The European Commission has formalised its commitment, first pledged in September 2017, to make public the travel expenses of the Commissioners: on 31 January 2018 the new Code of Conduct for the Members of the European Commission was published and it confirms that mission expenses will be published every two months.
This commitment in the new Code of Conduct comes exactly one year since, on 27 January 2017, Access Info Europe launched a public campaign calling for publication of the Commissioners’ travel expenses.
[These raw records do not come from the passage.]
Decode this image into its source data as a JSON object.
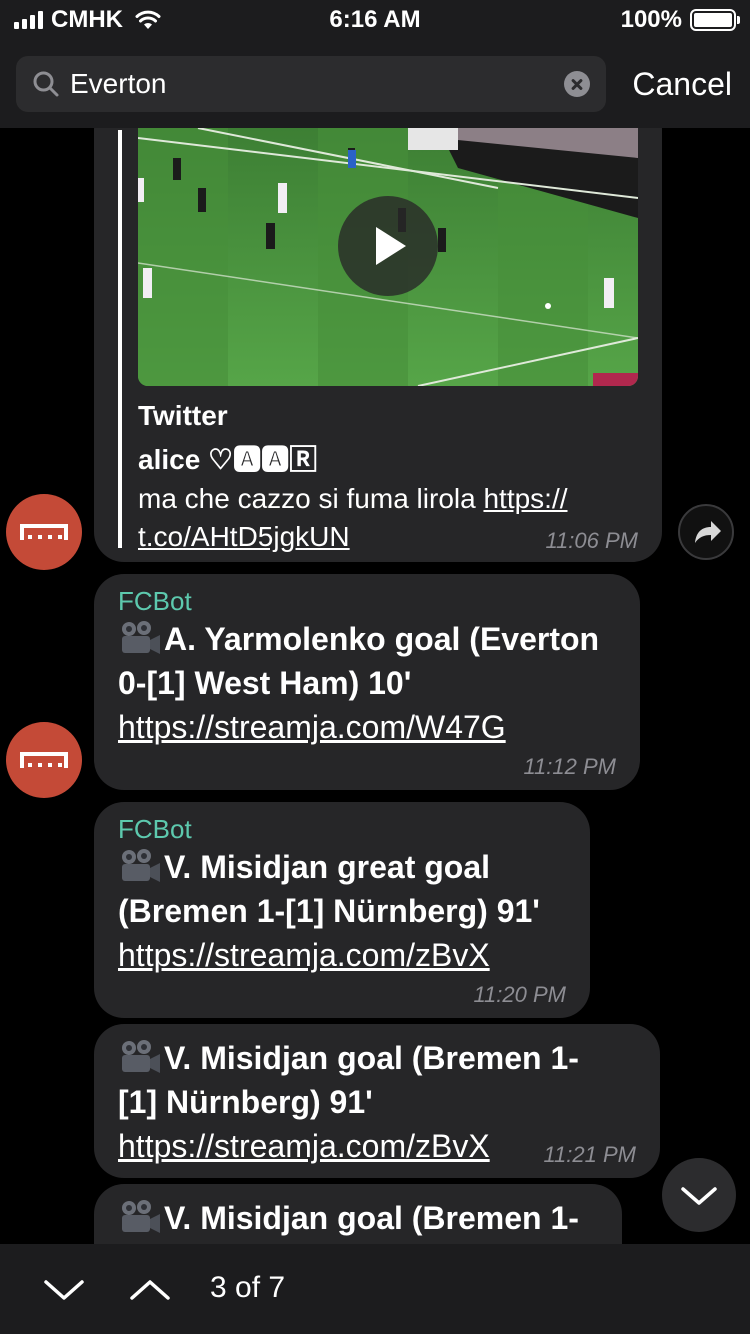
{
  "status_bar": {
    "carrier": "CMHK",
    "time": "6:16 AM",
    "battery": "100%"
  },
  "search": {
    "query": "Everton",
    "cancel_label": "Cancel"
  },
  "messages": [
    {
      "source": "Twitter",
      "author": "alice ♡🅰🅰🅁",
      "text": "ma che cazzo si fuma lirola",
      "link_line1": "https://",
      "link_line2": "t.co/AHtD5jgkUN",
      "time": "11:06 PM"
    },
    {
      "sender": "FCBot",
      "line1": "A. Yarmolenko goal (Everton",
      "line2": "0-[1] West Ham) 10'",
      "link": "https://streamja.com/W47G",
      "time": "11:12 PM"
    },
    {
      "sender": "FCBot",
      "line1": "V. Misidjan great goal",
      "line2": "(Bremen 1-[1] Nürnberg) 91'",
      "link": "https://streamja.com/zBvX",
      "time": "11:20 PM"
    },
    {
      "line1": "V. Misidjan goal (Bremen 1-",
      "line2": "[1] Nürnberg) 91'",
      "link": "https://streamja.com/zBvX",
      "time": "11:21 PM"
    },
    {
      "line1": "V. Misidjan goal (Bremen 1-"
    }
  ],
  "bottom_bar": {
    "counter": "3 of 7"
  },
  "colors": {
    "background": "#000000",
    "bubble": "#262628",
    "sender_name": "#5dc9ae",
    "avatar": "#c44a37",
    "bars": "#1c1c1e"
  }
}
The campaign attracted media coverage, over both the lack of transparency and – based on some of the data obtained – issues such as the use of private air taxis by some Commissioners.
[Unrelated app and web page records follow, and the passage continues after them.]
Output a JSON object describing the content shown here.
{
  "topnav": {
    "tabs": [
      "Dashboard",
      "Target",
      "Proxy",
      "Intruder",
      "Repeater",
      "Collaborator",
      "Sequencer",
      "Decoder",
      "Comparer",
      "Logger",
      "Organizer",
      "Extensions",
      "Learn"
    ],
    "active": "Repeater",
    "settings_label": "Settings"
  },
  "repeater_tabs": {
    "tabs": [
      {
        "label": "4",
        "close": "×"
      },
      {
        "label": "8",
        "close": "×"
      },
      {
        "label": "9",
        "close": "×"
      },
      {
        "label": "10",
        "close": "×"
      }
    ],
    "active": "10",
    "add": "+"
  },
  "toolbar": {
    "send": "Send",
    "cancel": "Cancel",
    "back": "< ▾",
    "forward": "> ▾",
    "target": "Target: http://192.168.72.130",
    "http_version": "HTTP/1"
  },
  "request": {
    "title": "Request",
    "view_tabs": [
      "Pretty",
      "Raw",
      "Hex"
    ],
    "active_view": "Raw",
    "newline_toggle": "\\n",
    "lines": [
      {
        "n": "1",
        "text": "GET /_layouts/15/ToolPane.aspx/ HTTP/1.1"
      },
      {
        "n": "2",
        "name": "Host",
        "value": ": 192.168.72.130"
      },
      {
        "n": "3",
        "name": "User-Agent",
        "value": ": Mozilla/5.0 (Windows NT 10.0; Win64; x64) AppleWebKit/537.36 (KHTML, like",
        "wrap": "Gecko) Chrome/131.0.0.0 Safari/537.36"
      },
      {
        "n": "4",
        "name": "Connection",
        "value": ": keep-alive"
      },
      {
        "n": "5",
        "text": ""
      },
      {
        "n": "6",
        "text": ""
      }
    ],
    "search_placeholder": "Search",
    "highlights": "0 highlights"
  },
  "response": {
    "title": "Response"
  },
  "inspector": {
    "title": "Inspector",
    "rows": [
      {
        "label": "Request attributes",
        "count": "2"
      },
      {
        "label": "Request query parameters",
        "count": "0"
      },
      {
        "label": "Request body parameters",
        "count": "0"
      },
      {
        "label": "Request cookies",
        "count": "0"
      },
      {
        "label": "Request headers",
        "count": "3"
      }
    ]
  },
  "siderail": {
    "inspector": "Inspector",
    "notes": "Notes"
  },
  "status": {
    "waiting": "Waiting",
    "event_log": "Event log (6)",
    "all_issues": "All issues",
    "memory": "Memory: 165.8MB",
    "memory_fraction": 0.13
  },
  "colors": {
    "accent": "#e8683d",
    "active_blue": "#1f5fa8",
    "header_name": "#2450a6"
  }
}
Access Info today expressed cautious welcome the new Code of Conduct, which states that expenses will be published each two months, and the accompanying press release that promises publication as of February 2018, noting that that the precise level of detail in the future publication of the travel costs is still not known.
“This is an important step for the public’s right to know, but the devil is in the detail,” commented Helen Darbishire, Executive Director of
“The provision refers to publication of an ‘overview’, so we will need to see whether the publication of the travel expenses will be sufficient
for public scrutiny,” added Darbishire.
Access Info noted that the new Code also contains a possible exception on grounds such as public security, defence, and international relations, which are standard exceptions so long as not overly broadly applied.
The new Code of Conduct, includes transparency of the travel expenses in an article on “the principle of integrity”, which also prohibits use of free travel unless authorised by the President.A further provision limits use of air taxis unless both justified and authorised; air taxis were not mentioned in the previous, 2011, code.
This announcement comes in parallel to the ongoing investigation by the European Ombudsman after Access Info, along with 53 EU citizens which had taken part in January’s online request campaign, filed a complaint raising concerns about the way access to documents requests were handled, including the refusal by the Commission to register them in spite of its legal obligation to do so.